With our best intentions, and most honest efforts, parents will still make mistakes. That goes with human nature. In child-training one of the most common faults of the well-meaning is aloofness. Too many parents never get close enough to their children. Many a father who means well by his children, is a stranger to his boys, so far as real comradeship is concerned. And the same is sometimes true of mothers. While this condition exists, boys and girls will not take parents into their confidence. And they lose one of the best opportunities of being able to counsel and guide in the most critical affairs of their children’s lives.
Another mistake often made by parents is in not making home the real center of attraction for their children. This cannot be done by mere ornamentation or wealth of furnishings; it is done by the cultivation in the home of the affections, tender comradeship, sweet Christian graces, — these make home the most attractive place on earth.
With the expenditure of the greatest possible wisdom and effort we shall meet with discouragements. There will be some failures. But such work given in God’s name, and supported by His grace, will never be wholly in vain. It will be hard for the child reared in this way to go wholly to the bad. And if one should become even a prodigal or a Magdalen, the influences set to work in happier days may still bring them to their senses before it is too late.
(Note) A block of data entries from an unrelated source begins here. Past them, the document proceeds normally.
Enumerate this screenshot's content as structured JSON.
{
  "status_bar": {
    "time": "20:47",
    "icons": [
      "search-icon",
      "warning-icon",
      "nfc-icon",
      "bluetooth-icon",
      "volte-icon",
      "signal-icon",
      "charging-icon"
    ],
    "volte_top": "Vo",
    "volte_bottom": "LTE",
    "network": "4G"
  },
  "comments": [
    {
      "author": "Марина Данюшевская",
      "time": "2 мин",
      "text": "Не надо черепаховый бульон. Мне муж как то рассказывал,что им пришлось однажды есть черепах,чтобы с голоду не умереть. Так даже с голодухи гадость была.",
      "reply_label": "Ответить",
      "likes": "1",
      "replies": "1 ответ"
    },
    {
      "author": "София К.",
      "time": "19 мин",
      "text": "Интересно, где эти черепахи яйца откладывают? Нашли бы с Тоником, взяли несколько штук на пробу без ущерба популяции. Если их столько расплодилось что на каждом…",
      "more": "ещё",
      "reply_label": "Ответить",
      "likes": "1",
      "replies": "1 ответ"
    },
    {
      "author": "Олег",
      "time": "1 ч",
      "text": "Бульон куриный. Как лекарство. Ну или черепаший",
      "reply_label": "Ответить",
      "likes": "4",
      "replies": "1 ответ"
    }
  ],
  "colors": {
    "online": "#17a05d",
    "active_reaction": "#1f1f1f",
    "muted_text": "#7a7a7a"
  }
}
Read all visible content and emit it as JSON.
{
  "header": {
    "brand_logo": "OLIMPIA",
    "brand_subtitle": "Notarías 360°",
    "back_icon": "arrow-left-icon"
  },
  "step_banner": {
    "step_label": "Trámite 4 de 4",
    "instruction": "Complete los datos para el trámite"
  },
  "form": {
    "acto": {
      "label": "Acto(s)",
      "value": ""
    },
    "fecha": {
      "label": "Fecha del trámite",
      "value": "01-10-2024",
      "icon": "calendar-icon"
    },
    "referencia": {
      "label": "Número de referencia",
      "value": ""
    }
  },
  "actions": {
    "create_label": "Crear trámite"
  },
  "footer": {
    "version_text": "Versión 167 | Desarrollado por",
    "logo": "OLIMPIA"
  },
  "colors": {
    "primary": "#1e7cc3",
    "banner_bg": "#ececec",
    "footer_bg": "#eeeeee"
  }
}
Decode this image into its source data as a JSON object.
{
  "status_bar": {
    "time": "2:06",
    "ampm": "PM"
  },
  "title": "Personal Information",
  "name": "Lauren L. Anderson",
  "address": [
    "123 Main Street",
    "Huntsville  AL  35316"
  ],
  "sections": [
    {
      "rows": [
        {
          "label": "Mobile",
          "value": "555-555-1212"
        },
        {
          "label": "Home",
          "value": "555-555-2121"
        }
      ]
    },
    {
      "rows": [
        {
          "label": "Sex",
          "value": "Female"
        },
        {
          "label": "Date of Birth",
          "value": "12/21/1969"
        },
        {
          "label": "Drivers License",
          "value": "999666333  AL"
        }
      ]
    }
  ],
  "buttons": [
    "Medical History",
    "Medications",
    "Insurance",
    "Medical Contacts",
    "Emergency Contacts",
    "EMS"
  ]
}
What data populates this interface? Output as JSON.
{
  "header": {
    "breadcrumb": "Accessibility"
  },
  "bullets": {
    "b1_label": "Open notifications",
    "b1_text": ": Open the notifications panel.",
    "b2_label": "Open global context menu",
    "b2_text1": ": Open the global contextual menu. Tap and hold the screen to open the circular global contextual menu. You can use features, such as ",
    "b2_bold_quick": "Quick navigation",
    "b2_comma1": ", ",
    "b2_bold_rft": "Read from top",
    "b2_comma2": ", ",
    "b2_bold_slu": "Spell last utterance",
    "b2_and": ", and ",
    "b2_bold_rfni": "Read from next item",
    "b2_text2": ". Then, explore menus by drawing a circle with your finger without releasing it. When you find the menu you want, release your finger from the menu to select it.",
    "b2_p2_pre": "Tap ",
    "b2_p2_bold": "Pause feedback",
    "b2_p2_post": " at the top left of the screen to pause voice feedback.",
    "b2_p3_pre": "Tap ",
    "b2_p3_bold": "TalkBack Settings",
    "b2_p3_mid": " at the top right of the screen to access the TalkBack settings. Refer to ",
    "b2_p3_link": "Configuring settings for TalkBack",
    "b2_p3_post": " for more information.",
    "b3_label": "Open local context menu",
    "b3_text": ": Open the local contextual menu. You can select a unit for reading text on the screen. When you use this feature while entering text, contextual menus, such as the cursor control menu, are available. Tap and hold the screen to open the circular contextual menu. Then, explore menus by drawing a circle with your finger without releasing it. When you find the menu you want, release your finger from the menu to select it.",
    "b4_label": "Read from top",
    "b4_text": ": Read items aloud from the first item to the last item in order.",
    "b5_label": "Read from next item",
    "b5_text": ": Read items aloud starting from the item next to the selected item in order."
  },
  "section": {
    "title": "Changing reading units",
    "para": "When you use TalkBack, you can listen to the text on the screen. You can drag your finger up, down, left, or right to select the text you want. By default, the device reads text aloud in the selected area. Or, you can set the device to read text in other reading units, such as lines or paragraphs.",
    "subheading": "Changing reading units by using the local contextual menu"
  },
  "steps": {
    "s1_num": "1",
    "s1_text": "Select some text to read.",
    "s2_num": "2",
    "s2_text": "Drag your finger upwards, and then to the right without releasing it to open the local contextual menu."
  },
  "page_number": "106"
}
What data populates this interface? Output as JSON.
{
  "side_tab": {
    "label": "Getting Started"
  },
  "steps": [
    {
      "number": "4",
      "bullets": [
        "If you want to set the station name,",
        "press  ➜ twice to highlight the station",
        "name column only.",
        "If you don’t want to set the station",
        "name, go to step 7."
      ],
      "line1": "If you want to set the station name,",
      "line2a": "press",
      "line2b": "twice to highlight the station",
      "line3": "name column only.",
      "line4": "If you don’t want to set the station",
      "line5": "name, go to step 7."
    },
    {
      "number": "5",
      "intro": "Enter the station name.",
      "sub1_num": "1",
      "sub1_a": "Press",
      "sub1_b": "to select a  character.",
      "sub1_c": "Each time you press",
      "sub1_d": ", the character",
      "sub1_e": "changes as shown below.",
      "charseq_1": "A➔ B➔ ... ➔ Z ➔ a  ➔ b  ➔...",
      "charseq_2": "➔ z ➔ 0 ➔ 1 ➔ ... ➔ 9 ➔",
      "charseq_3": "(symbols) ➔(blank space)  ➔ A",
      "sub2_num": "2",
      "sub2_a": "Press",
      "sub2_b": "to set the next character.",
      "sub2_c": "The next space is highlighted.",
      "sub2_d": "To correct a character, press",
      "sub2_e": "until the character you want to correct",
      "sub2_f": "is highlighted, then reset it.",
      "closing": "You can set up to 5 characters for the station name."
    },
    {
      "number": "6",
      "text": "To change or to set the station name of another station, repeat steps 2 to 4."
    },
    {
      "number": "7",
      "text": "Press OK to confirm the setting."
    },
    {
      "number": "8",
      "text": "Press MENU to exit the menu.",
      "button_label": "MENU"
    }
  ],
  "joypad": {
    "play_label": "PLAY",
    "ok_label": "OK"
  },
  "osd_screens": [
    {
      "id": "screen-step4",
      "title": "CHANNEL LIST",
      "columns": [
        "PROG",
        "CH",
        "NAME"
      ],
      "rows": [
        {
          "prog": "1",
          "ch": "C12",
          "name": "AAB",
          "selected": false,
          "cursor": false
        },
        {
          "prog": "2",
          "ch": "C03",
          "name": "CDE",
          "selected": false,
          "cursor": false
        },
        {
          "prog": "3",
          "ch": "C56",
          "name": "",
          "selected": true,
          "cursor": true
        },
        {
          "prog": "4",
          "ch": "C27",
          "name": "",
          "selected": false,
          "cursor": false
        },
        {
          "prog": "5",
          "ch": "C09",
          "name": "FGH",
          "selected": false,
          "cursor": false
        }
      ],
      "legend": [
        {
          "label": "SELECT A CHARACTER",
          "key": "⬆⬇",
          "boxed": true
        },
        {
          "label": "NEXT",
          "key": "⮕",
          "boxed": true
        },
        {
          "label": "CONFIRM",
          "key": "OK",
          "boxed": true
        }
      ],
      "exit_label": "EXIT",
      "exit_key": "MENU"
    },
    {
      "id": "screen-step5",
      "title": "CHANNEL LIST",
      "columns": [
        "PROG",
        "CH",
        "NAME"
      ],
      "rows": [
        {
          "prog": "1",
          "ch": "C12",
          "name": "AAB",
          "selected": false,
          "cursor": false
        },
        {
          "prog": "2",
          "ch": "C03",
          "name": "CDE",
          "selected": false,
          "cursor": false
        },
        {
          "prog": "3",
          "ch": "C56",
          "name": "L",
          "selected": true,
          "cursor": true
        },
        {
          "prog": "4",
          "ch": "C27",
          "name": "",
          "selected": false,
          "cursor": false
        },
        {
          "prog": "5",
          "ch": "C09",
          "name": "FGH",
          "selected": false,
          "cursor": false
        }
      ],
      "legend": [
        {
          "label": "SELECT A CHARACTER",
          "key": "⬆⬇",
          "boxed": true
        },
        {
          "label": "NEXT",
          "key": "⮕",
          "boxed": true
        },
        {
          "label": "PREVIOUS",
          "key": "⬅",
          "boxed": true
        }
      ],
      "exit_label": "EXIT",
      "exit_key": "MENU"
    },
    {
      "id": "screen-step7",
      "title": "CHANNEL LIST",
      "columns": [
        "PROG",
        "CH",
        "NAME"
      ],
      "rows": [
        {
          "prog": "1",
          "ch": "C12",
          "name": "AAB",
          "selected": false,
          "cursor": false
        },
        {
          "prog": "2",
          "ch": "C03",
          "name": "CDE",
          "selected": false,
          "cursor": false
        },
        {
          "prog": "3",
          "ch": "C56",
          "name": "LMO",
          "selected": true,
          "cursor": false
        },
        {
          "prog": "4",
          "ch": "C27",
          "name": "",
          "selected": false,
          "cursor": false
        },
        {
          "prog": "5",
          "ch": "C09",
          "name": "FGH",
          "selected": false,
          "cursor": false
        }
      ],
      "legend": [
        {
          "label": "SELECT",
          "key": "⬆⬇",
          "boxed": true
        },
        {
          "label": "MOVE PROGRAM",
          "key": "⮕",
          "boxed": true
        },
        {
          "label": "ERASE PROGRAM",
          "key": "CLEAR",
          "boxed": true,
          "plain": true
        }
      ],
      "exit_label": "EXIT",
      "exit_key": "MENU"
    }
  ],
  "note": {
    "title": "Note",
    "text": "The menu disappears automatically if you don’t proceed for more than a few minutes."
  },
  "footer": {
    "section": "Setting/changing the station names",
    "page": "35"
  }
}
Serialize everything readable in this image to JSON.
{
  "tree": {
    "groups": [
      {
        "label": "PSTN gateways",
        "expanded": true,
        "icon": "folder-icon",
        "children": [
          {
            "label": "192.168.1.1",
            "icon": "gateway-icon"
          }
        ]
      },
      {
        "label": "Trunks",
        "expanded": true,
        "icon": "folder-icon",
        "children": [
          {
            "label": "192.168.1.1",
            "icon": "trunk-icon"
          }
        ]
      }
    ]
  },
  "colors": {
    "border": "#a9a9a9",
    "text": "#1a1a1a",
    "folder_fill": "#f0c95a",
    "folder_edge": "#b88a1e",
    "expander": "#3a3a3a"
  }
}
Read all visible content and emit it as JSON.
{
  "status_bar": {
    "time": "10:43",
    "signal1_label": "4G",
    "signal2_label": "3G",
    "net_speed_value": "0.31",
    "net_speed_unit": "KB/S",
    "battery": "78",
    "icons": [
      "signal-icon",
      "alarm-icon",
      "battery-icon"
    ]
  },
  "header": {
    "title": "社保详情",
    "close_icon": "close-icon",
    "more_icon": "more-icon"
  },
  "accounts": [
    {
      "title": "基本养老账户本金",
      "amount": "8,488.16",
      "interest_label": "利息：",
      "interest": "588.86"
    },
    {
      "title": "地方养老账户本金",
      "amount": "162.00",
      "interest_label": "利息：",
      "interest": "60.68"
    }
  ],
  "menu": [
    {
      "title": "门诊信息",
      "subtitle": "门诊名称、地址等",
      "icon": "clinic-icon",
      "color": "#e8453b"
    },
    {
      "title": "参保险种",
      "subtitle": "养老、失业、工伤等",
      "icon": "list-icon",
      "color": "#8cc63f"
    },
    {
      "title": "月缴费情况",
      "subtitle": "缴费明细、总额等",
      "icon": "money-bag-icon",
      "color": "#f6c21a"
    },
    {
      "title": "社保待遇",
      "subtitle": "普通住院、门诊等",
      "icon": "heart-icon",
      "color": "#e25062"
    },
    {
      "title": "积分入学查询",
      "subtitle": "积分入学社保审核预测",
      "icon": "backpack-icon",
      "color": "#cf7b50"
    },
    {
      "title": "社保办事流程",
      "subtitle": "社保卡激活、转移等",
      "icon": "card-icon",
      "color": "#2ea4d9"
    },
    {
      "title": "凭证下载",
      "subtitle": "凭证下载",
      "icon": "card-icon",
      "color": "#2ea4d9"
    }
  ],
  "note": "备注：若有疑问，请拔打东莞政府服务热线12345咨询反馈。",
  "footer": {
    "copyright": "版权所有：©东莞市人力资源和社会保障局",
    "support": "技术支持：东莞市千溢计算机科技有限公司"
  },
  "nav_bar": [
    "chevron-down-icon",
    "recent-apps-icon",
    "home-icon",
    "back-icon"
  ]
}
Happy are the parents rich in the love and respect of godly, obedient children. If they have not succeeded in their efforts at child-training as they should have liked, they will at least be relieved of an intolerable burden if they have a good conscience, a conscience which tells them that they did what they could for their children’s welfare. Most blessed of all are those parents who can come before the great white throne, and say to the King — Here we are, and the children Thou didst give us.
- Author: “Golladay, Robert Emory”
- Title: “The Ten Commandments”
- Originally Published: 1915 by Lutheran Book Concern, Columbus, Ohio.
- Lutheran Library Edition: 2019
- Copyright: CC BY 4.0